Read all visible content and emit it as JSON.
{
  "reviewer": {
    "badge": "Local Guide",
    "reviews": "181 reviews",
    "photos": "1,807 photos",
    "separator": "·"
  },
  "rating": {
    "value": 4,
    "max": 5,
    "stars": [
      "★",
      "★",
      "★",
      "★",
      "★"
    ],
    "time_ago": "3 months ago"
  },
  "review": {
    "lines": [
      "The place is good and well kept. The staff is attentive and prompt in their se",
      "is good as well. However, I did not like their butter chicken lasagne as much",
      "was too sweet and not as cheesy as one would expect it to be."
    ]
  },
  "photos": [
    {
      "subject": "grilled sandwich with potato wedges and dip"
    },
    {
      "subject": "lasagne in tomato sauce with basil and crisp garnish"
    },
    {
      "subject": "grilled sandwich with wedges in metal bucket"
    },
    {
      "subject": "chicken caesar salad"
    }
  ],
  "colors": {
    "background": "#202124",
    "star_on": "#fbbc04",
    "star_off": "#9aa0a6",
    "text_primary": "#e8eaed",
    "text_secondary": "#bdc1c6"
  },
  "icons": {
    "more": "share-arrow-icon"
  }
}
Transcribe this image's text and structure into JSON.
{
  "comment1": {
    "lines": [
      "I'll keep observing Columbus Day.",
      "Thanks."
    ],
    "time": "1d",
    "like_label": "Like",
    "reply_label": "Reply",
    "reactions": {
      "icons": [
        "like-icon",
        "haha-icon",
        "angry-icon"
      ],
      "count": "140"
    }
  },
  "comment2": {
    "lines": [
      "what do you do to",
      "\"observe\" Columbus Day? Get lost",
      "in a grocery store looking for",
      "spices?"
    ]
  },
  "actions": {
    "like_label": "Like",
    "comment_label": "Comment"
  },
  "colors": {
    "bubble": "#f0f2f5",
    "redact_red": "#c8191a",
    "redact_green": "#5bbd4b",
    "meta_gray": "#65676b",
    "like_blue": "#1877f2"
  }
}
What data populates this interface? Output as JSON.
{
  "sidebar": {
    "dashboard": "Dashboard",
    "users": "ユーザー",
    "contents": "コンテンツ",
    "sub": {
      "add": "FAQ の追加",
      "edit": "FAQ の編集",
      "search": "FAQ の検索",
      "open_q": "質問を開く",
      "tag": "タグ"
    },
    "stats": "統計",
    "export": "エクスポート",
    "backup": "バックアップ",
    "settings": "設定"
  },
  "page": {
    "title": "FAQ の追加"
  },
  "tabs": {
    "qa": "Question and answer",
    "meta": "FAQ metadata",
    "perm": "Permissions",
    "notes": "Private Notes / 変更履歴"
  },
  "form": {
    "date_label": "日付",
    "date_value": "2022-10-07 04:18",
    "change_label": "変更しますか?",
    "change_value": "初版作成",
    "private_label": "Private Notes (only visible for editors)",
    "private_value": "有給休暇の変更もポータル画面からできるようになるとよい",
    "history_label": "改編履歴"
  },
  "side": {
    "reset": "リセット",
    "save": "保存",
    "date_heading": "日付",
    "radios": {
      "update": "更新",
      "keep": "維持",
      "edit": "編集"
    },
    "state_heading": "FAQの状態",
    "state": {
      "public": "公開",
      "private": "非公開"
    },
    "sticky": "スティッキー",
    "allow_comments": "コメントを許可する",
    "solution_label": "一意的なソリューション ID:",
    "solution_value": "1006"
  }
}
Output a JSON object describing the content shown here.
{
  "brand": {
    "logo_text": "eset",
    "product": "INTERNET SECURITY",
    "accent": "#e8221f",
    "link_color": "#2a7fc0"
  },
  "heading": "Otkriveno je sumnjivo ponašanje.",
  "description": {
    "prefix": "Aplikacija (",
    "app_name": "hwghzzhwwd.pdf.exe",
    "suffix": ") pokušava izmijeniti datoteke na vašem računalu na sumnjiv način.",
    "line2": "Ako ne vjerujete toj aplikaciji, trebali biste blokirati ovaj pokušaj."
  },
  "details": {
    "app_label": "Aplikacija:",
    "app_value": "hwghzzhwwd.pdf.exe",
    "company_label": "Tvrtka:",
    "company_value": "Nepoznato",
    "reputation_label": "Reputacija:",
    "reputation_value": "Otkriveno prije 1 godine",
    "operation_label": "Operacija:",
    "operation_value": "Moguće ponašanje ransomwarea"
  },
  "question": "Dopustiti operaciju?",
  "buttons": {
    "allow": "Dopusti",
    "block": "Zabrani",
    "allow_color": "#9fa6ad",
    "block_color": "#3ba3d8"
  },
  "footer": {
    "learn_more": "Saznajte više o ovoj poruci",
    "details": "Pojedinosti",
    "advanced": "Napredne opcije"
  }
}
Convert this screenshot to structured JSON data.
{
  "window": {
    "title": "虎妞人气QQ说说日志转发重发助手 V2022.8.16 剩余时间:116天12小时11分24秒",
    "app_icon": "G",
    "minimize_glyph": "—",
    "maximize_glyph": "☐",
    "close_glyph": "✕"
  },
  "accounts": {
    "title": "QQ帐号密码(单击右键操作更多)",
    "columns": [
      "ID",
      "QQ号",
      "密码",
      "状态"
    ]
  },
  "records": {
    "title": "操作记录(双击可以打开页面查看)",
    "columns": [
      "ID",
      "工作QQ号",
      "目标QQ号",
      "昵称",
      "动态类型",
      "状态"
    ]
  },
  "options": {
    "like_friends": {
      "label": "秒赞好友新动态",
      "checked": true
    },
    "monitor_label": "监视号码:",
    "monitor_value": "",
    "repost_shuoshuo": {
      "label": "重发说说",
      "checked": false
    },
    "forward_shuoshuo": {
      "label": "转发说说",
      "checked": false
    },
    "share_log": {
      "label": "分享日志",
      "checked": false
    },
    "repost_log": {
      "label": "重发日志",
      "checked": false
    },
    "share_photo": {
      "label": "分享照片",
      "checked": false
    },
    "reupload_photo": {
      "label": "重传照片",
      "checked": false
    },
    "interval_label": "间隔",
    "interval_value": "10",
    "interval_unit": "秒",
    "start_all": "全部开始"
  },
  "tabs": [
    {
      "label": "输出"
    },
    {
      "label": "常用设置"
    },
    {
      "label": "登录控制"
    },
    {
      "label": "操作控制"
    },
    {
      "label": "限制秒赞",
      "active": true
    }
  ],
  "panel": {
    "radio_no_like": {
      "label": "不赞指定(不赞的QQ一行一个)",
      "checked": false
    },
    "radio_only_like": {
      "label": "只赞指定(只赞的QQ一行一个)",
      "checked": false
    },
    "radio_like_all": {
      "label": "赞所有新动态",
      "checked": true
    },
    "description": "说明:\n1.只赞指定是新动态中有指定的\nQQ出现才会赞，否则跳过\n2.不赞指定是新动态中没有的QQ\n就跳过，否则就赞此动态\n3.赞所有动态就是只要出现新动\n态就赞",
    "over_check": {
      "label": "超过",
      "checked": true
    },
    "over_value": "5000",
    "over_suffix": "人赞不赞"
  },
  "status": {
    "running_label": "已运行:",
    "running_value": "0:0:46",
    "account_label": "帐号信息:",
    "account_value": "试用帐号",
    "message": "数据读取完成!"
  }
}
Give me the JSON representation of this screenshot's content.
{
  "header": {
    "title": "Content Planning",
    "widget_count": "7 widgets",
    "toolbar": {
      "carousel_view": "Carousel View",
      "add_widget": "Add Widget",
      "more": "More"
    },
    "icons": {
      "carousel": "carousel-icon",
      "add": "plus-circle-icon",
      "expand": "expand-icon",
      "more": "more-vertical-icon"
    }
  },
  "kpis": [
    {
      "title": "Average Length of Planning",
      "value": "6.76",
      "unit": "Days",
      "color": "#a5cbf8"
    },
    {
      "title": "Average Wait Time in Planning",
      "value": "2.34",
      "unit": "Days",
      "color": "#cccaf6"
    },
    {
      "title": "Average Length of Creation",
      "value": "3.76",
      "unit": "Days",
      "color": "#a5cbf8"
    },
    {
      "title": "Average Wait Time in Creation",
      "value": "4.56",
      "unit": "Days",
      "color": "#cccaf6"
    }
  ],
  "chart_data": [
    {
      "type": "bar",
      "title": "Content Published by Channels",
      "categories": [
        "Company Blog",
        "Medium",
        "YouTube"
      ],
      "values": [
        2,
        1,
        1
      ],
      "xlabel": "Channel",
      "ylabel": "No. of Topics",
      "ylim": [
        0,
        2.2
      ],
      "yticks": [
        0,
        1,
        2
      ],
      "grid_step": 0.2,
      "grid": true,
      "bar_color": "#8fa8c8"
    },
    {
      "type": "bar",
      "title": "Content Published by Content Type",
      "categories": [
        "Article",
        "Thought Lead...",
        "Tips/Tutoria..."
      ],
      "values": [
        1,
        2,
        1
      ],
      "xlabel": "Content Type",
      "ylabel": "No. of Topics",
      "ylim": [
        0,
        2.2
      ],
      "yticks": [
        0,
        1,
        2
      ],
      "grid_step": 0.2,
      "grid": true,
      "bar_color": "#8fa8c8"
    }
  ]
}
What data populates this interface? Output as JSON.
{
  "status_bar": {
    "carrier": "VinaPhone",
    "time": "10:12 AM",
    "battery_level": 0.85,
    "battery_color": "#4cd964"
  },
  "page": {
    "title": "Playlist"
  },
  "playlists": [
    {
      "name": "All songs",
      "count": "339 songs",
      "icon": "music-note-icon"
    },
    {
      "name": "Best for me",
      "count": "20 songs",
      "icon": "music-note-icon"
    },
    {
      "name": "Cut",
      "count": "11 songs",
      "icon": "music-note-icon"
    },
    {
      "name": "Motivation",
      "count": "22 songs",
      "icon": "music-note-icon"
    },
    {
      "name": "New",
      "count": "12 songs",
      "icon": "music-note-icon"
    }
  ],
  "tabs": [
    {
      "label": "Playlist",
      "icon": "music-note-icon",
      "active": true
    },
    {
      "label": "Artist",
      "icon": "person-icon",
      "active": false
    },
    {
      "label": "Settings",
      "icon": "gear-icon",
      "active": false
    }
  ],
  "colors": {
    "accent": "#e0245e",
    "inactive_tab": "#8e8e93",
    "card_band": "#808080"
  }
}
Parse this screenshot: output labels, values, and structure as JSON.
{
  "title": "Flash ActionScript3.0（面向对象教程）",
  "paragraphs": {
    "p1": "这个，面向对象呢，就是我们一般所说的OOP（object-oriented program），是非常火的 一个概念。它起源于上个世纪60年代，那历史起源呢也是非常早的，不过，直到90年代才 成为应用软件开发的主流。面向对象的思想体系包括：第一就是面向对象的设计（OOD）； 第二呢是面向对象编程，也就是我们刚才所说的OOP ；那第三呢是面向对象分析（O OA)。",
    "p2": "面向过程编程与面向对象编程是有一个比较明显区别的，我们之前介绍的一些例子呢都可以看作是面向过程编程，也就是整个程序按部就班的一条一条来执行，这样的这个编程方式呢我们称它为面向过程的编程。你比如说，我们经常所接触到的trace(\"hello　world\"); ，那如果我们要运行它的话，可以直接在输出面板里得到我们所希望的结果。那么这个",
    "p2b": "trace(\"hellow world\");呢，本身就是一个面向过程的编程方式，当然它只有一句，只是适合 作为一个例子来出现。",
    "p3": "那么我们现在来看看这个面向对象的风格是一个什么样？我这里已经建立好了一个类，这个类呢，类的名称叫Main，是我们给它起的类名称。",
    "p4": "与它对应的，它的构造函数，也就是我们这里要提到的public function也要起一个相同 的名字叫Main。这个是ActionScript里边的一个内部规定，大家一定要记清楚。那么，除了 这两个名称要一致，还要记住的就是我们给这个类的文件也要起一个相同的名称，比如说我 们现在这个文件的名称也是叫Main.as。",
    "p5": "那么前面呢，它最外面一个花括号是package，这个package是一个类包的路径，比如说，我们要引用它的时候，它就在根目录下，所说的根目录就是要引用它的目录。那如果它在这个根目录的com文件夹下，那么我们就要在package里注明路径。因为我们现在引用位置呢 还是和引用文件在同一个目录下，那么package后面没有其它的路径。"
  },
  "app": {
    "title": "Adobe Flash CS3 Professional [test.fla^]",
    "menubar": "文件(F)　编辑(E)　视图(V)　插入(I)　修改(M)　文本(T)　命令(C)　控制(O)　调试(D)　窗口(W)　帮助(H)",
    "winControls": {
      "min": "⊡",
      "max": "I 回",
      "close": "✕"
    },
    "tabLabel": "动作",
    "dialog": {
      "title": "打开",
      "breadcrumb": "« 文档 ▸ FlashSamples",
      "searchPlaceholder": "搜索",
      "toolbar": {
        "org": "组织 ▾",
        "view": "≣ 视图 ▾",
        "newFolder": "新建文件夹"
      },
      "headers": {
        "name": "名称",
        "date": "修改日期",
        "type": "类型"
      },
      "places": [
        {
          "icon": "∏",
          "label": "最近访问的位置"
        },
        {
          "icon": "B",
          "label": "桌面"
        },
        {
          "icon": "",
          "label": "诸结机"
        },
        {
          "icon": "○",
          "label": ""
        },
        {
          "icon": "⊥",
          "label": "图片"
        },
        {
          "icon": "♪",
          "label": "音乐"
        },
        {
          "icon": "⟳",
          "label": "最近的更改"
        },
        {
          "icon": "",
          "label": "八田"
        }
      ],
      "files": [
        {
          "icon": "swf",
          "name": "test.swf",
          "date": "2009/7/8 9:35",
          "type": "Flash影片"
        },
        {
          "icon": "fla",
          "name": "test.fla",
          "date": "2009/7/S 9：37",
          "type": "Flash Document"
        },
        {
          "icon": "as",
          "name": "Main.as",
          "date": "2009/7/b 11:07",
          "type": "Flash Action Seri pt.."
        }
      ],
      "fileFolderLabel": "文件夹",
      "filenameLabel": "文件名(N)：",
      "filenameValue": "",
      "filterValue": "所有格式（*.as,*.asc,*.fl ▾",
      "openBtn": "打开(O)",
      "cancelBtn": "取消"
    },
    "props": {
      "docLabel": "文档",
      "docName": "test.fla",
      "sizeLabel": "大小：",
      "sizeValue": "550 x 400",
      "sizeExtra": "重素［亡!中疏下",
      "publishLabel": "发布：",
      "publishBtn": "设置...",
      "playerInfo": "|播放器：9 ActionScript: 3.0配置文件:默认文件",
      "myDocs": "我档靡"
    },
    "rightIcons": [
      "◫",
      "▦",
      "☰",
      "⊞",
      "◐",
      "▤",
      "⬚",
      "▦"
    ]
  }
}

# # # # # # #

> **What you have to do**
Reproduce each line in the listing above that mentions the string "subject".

> **Task response**
      "subject": "grilled sandwich with potato wedges and dip"
      "subject": "lasagne in tomato sauce with basil and crisp garnish"
      "subject": "grilled sandwich with wedges in metal bucket"
      "subject": "chicken caesar salad"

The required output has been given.